▸ What to do: Go through the data and copy each line that holds "JSON".

▸ Dataset records:
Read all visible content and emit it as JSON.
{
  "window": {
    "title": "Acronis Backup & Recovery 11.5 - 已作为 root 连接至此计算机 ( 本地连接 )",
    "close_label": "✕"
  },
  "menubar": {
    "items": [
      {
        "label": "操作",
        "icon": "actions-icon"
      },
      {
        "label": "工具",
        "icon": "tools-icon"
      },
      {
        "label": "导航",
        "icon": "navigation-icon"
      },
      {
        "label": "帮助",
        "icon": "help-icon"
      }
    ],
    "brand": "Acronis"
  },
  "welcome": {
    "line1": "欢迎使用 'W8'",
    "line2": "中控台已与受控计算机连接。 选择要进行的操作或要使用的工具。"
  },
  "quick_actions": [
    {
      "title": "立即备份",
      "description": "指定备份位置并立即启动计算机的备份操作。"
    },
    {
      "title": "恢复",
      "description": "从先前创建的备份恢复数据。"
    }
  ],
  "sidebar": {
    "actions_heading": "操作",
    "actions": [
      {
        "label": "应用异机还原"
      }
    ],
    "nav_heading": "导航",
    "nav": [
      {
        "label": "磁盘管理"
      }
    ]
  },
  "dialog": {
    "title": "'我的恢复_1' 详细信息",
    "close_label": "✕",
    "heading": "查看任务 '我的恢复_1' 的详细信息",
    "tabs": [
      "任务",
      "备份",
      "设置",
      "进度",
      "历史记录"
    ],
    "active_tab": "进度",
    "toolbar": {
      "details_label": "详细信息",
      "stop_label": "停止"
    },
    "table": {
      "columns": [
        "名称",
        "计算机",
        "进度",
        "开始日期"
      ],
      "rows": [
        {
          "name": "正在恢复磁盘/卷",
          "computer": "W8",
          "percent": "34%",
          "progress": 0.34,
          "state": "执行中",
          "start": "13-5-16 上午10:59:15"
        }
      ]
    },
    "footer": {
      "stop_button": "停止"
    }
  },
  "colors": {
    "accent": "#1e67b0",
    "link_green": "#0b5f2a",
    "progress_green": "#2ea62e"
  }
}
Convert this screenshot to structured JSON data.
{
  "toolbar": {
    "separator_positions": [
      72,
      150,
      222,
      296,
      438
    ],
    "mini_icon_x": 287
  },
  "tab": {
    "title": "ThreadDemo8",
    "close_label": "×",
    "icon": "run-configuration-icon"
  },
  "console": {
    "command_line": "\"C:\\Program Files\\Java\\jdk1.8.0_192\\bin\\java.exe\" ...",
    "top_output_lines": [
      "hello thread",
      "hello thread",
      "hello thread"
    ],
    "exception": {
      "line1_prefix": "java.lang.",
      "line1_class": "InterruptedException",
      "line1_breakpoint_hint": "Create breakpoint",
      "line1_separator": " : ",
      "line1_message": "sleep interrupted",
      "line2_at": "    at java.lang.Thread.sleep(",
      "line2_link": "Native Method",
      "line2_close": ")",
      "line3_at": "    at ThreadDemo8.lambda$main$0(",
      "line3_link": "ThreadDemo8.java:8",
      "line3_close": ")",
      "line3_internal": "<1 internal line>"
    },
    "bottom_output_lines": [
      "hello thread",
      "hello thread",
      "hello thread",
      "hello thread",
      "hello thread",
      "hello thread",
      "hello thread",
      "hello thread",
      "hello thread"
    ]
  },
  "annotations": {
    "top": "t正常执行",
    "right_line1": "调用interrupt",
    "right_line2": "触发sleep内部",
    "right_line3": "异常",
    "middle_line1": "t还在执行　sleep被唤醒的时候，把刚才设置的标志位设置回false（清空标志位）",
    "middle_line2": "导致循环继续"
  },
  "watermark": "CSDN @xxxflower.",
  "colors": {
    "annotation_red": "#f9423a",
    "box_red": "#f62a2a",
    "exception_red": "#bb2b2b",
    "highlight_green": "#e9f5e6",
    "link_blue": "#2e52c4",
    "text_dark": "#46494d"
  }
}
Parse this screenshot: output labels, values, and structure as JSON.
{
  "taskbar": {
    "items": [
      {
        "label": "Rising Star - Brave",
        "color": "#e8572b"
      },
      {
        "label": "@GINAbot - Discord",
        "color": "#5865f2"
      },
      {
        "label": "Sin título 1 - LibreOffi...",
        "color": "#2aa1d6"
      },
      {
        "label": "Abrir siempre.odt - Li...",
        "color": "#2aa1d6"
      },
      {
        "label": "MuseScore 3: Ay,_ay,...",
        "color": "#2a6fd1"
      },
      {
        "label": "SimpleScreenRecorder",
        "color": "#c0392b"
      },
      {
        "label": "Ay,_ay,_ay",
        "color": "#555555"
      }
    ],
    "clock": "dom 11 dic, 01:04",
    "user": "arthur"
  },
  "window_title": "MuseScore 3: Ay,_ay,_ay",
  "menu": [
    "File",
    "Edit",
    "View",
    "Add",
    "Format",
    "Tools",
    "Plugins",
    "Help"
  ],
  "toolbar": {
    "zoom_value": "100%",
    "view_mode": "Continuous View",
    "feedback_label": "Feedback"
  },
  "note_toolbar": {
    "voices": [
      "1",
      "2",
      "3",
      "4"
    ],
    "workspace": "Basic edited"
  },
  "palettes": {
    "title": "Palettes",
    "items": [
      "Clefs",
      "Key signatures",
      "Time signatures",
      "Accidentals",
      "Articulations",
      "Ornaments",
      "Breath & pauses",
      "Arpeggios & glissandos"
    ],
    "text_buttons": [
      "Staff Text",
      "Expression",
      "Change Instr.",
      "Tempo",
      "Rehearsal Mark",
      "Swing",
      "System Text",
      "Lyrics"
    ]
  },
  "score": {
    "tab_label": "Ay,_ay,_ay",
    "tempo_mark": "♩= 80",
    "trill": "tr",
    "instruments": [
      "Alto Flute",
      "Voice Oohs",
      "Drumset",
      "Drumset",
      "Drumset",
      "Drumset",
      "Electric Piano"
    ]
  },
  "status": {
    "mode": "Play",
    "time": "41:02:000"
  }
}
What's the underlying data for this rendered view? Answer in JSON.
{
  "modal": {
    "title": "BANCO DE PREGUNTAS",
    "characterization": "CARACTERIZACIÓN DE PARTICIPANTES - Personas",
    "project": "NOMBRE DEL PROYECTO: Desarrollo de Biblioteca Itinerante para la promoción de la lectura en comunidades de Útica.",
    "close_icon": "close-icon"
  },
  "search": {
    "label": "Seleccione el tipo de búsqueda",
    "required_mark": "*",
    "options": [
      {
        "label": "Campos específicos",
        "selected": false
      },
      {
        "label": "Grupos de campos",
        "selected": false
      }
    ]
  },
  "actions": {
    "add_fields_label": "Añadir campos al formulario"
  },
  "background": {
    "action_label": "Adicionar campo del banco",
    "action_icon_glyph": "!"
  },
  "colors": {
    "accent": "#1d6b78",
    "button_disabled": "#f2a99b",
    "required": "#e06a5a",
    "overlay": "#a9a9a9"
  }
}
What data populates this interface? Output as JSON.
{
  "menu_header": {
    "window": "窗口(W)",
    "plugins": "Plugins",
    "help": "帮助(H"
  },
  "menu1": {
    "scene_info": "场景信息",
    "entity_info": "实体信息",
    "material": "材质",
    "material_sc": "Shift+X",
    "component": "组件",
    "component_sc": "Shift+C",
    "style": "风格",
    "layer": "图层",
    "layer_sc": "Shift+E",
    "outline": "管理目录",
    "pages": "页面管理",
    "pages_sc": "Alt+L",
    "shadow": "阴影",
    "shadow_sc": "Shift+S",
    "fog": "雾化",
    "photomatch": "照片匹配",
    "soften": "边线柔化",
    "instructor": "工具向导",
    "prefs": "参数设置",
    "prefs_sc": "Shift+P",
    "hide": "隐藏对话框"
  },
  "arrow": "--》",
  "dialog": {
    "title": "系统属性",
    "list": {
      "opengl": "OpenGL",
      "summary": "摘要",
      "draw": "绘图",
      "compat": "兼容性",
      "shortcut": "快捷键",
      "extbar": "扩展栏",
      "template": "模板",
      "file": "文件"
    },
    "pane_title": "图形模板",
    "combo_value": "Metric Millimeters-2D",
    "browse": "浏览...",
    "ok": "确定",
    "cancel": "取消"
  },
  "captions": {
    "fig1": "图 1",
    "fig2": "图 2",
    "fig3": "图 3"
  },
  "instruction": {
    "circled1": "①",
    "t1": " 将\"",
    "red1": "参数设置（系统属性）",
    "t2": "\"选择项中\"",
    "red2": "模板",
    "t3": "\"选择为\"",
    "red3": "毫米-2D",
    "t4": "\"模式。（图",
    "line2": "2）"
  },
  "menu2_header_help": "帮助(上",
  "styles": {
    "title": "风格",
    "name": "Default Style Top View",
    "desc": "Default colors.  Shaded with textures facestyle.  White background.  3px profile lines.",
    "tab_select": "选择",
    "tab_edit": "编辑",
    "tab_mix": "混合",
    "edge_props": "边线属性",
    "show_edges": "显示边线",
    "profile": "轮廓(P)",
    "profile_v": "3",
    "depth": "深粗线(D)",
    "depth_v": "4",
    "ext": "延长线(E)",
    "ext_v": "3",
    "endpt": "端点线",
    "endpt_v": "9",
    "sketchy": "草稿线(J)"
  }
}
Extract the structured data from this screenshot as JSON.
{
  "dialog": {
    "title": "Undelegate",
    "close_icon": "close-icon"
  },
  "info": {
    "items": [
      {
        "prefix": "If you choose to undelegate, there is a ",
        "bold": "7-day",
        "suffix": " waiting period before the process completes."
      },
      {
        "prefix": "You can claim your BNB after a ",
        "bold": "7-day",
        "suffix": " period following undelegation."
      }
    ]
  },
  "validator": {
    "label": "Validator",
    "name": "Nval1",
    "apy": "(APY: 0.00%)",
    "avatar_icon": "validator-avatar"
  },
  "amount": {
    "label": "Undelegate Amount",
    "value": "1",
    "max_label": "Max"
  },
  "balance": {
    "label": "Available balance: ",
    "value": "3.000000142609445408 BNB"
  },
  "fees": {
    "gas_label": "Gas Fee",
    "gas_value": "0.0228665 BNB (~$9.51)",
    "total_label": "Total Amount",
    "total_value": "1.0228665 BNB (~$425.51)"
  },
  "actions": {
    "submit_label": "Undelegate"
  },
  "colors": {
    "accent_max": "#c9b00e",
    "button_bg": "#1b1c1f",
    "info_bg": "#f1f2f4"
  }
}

▸ Written response:
Read all visible content and emit it as JSON.
Convert this screenshot to structured JSON data.
Parse this screenshot: output labels, values, and structure as JSON.
What's the underlying data for this rendered view? Answer in JSON.
What data populates this interface? Output as JSON.
Extract the structured data from this screenshot as JSON.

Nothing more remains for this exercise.